▶ [Dataset]
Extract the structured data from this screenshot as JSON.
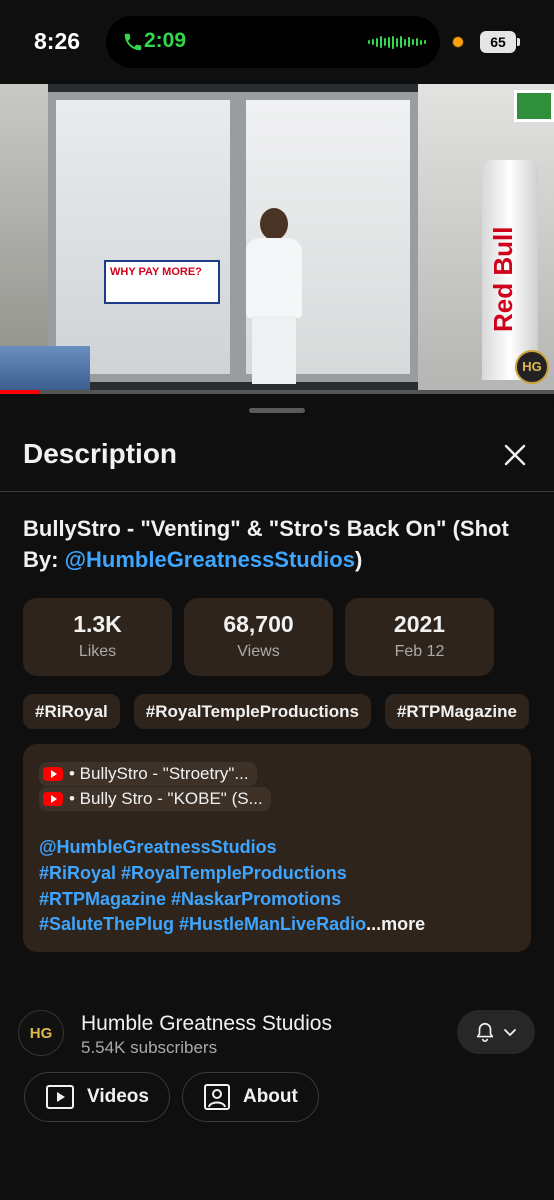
{
  "status_bar": {
    "time": "8:26",
    "call_duration": "2:09",
    "battery": "65",
    "call_color": "#32d74b"
  },
  "video_player": {
    "progress_fraction": 0.07,
    "progress_color": "#ff0000",
    "overlay_sign_text": "WHY PAY MORE?",
    "fridge_brand": "Red Bull"
  },
  "description_sheet": {
    "title": "Description",
    "close_icon": "close-icon"
  },
  "video": {
    "title": "BullyStro - \"Venting\" & \"Stro's Back On\" (Shot By: ",
    "title_link": "@HumbleGreatnessStudios",
    "title_end": ")",
    "stats": [
      {
        "value": "1.3K",
        "label": "Likes"
      },
      {
        "value": "68,700",
        "label": "Views"
      },
      {
        "value": "2021",
        "label": "Feb 12"
      }
    ],
    "tags": [
      "#RiRoyal",
      "#RoyalTempleProductions",
      "#RTPMagazine"
    ],
    "linked_videos": [
      "• BullyStro - \"Stroetry\"...",
      "• Bully Stro - \"KOBE\" (S..."
    ],
    "description_lines": [
      "@HumbleGreatnessStudios",
      "#RiRoyal #RoyalTempleProductions",
      "#RTPMagazine #NaskarPromotions"
    ],
    "description_last_line": "#SaluteThePlug #HustleManLiveRadio",
    "more_label": "...more"
  },
  "channel": {
    "name": "Humble Greatness Studios",
    "subscribers": "5.54K subscribers",
    "avatar_text": "HG",
    "buttons": [
      {
        "label": "Videos",
        "icon": "play-box-icon"
      },
      {
        "label": "About",
        "icon": "person-box-icon"
      }
    ]
  },
  "colors": {
    "background": "#0f0f0f",
    "card": "#2f241b",
    "link": "#3ea6ff"
  }
}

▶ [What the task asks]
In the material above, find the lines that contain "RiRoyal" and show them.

▶ [Worked solution]
      "#RiRoyal",
      "#RiRoyal #RoyalTempleProductions",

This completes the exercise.